Four Supreme Court Benches To Hear 97 Cases Of Missing Persons

Four Supreme Court Benches To Hear 97 Cases Of Missing Persons

Acknowledging the hardships and difficulties family members of the missing persons faced, the Supreme Court of Pakistan has decided to divide a set of 97 cases into four blocks to be taken up by four benches once a month.

“The litigants come from different parts of the country and one can imagine the level of disappointment the family members undergo when their cases are not taken up,” Chief Justice Anwar Zaheer Jamali observed, explaining further that it was not possible to hear all the 97 cases in one day.

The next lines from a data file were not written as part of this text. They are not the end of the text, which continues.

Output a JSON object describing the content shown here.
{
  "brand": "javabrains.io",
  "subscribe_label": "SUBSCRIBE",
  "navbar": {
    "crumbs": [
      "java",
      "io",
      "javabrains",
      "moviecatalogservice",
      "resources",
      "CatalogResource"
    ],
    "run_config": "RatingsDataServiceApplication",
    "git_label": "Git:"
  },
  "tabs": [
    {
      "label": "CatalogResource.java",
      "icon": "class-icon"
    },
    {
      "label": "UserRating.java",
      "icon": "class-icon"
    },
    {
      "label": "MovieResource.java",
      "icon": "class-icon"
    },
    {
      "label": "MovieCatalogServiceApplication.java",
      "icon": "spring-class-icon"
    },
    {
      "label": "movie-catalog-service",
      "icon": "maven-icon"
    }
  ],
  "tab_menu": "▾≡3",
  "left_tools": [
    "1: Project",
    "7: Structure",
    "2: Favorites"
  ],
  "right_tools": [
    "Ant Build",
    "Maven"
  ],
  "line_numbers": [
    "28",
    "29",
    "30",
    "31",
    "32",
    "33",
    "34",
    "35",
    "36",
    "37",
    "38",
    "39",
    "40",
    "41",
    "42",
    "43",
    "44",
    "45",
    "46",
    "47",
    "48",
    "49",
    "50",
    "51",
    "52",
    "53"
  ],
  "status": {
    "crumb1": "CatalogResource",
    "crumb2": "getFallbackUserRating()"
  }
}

From now on, four benches consisting of three judges each will hear the matter divided equally between them rather than the present five-judge larger bench, which was hearing a number of cases being pleaded by rights activist Asma Jahangir. She was representing, among others, the Human Rights Commission of Pakistan and Amina Masood Janjua, Chairperson of the Defence of Human Rights.

At the last hearing on April 7, the Chief Justice had regretted that such an important case had been brought before the court after two years.

The court explained that it was not trying to sideline the missing persons cases, rather facilitating the litigants because the court has sympathy with the well-wishers and relatives of the people gone missing.


Ms Jahangir regretted that retired Justice Javed Iqbal’s Commission of Inquiry on Enforced Disappearances (CIED) is not accessible to every affected family as people are afraid to speak their heart out because officials of the Military Intelligence, Intelligence Bureau and the Inter Services Intelligence are also present there and try to intimidate them with aggressive postures.

Citing an example, she recalled that an official of a security agency accused of picking up a person attended a hearing of the commission recently.

Previously the commission used to hold hearings inside the interior ministry, but now it sits in the Civil Defence Department building, where relatives of the missing persons face harassment from intelligence sleuths.

Ms Jahangir also suggested to the court to ask magistrates to record statements of persons who have been released by the authorities and take action against officials found to be misusing the forum.

While referring to a list of 36 missing persons compiled by the HRCP, Deputy Attorney General (DAG) Sajid Ilyas Bhatti told the court that the whereabouts of four persons had been found. They are Nasir Khan (detained in the internment centre at Kohat), Amara Khan (Pathom, Swat), Mohammd bin Abdul Shakoor (Lakki Marwat) and Mohammad Tayyub (Malakand). The others are not in the custody of federal agencies, he added.

The DAG said out of 3,368 cases referred to the Commission till May 31 this year, 2,017 had been disposed of.

Last month, he added, the Commission heard 217 cases in Islamabad and 165 in Karachi.

On an application filed by Abida Malik, the court ordered the Additional Advocate General (AAG) of Khyber Pakhtunkhawa, Mian Arshad Jan, to arrange a meeting between her husband Tasif Ali, who is under detention in Kohat, and his family within two weeks and submit a compliance report.

According to Abida Malik, the last time she met her husband was three years ago on a directive of the court. The court also sought reports from the AAG about two missing persons — Saeed Ahmed and Fasihullah.

Amina Masood told the court that the authorities had handed over the body of a missing man, Gul Faqir, to his heirs while two persons, Ghulam Amjad and Sajjadul Hassan, had been released.

She informed the court that 56 cases had been lingering for a decade.

Advocate Tariq Asad argued that although the commission is headed by a former judge of the Supreme Court, it lacks judicial powers. As such, he added, the apex court should try to help recover missing persons.


Previously published in DAWN and republished here with permission.